Data about app and page elements
************
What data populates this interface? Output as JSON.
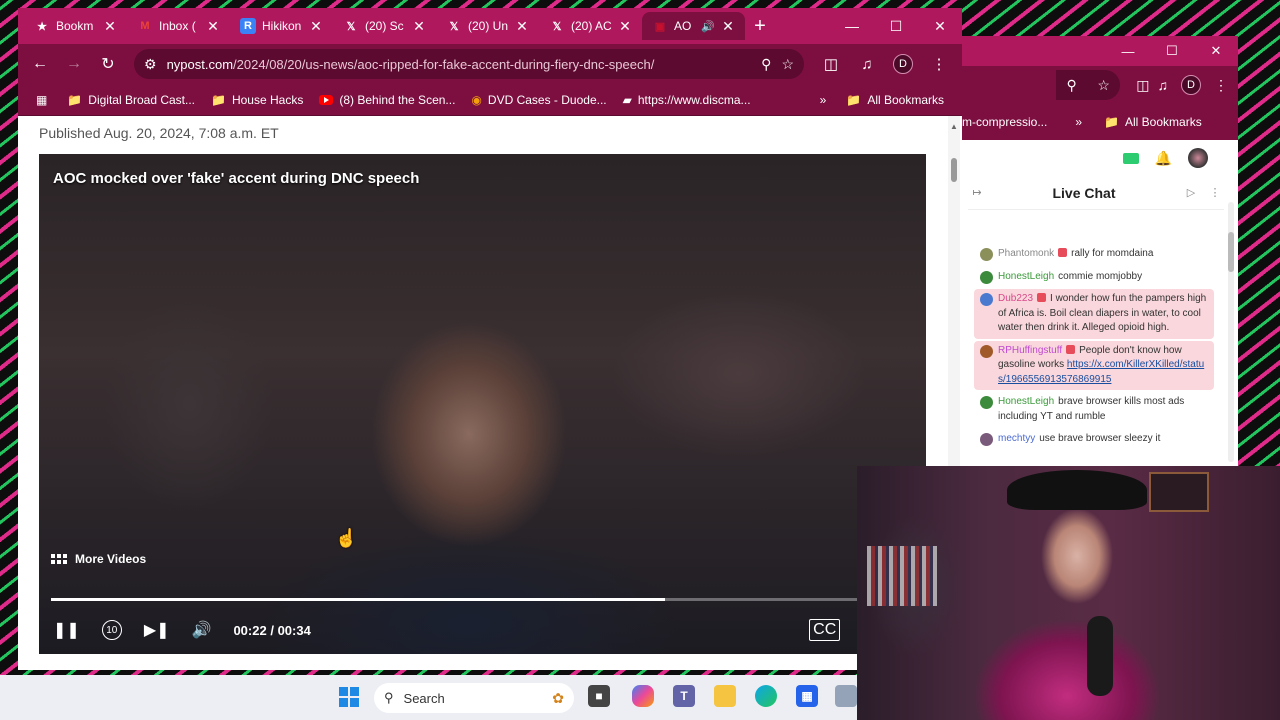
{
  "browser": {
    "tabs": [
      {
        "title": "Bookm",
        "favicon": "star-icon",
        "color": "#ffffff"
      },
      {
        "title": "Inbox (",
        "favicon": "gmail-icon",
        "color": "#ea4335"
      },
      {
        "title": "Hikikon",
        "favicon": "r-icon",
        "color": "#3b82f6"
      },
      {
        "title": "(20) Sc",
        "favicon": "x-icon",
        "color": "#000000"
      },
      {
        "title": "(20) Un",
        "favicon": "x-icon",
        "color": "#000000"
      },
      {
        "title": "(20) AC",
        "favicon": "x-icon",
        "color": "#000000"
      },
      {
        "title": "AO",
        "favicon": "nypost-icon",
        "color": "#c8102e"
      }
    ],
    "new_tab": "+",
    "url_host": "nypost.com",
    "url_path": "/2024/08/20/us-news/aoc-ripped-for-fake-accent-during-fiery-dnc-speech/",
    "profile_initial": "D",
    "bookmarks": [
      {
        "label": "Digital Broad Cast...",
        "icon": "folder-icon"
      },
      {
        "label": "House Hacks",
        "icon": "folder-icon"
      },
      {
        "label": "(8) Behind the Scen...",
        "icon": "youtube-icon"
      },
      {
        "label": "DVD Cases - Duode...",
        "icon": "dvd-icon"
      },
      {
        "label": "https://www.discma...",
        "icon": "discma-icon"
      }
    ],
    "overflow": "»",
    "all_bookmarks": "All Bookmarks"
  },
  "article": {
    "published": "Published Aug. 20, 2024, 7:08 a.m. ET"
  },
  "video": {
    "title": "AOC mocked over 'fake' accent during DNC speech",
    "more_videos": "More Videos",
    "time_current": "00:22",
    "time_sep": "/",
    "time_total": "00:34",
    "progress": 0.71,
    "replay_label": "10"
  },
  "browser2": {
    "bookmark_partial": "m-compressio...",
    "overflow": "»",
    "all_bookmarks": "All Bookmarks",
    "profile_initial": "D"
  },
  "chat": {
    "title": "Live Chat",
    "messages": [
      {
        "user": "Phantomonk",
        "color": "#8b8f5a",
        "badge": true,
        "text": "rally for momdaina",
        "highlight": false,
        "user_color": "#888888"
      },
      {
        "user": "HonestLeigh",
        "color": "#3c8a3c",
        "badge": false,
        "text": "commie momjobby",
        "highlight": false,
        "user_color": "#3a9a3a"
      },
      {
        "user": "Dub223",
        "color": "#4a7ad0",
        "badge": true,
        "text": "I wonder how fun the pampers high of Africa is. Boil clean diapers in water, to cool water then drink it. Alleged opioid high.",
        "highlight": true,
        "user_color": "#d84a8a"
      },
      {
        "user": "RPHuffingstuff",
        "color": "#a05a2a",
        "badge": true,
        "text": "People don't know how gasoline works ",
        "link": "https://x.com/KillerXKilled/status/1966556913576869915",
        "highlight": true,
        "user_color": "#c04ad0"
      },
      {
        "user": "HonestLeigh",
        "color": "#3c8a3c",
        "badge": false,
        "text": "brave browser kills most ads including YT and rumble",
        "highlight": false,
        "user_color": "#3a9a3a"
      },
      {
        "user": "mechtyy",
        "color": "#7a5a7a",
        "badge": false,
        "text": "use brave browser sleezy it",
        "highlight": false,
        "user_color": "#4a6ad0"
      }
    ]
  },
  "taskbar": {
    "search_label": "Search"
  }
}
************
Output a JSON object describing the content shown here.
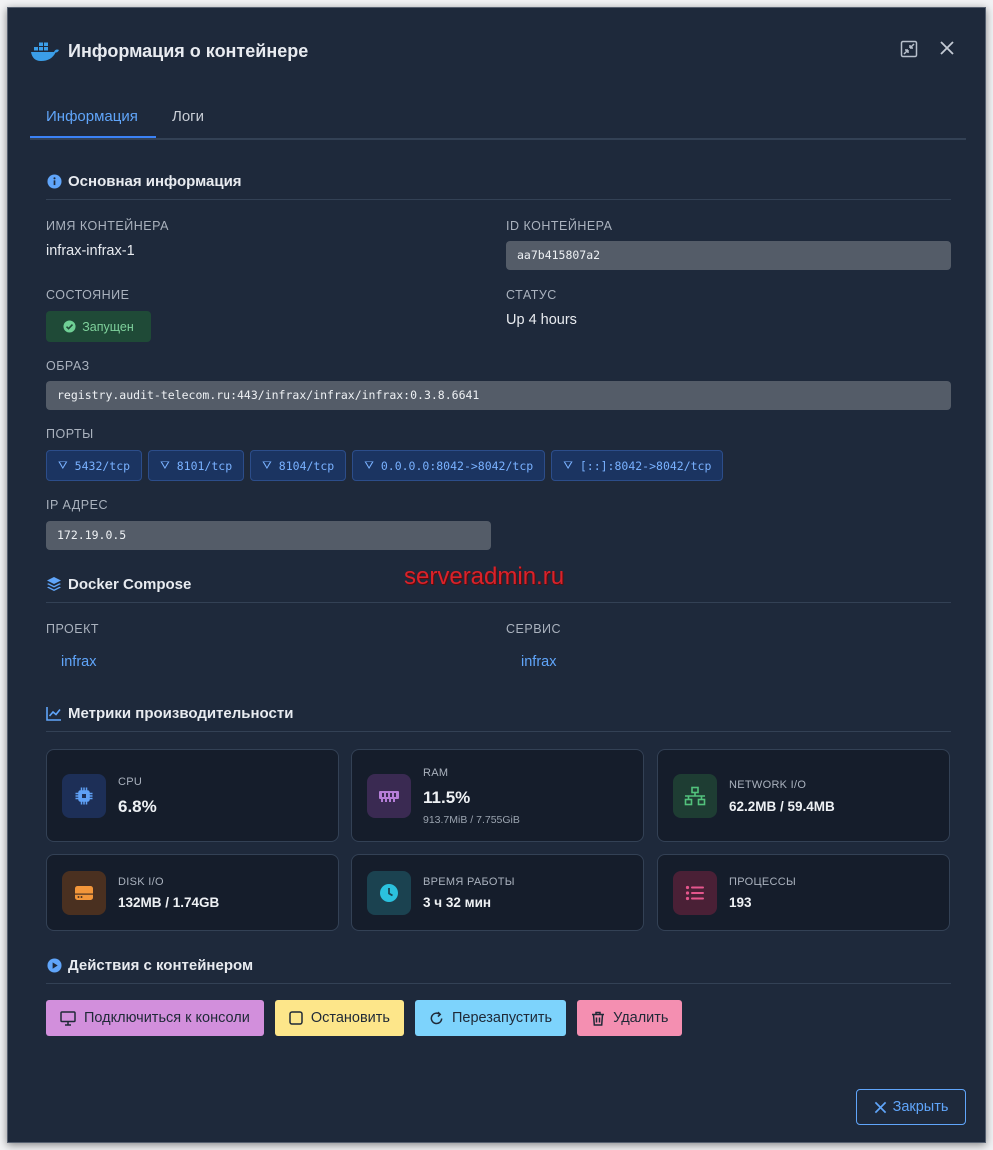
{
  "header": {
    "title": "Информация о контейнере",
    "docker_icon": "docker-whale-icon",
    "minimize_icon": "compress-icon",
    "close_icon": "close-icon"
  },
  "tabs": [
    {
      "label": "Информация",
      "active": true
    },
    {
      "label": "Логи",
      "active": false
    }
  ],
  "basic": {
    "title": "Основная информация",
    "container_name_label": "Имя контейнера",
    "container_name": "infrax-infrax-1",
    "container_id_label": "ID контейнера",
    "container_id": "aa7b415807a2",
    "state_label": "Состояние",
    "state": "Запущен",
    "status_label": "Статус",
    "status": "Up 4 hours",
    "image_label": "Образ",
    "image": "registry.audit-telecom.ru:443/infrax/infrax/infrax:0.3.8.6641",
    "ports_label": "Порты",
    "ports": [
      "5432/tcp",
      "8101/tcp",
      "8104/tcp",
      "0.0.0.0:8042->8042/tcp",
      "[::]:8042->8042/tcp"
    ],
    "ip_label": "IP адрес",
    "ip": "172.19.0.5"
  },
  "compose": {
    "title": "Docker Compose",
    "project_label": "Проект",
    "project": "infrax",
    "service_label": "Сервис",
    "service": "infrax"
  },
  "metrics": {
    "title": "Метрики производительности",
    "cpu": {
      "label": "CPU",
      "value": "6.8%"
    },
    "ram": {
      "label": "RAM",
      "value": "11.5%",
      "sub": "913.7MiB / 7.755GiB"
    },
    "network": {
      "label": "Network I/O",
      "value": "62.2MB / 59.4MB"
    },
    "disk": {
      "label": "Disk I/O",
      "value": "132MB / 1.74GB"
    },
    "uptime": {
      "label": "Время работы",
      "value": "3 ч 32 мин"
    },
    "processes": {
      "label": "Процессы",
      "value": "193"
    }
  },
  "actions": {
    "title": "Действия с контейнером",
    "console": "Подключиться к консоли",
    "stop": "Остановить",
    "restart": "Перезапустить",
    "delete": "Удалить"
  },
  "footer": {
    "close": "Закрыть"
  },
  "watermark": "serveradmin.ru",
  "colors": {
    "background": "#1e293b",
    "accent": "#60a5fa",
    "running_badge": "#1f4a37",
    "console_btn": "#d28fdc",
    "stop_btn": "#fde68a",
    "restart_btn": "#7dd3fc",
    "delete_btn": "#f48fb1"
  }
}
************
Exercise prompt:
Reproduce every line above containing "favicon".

Solution to the problem:
        "favicon": "star-icon",
        "favicon": "gmail-icon",
        "favicon": "r-icon",
        "favicon": "x-icon",
        "favicon": "x-icon",
        "favicon": "x-icon",
        "favicon": "nypost-icon",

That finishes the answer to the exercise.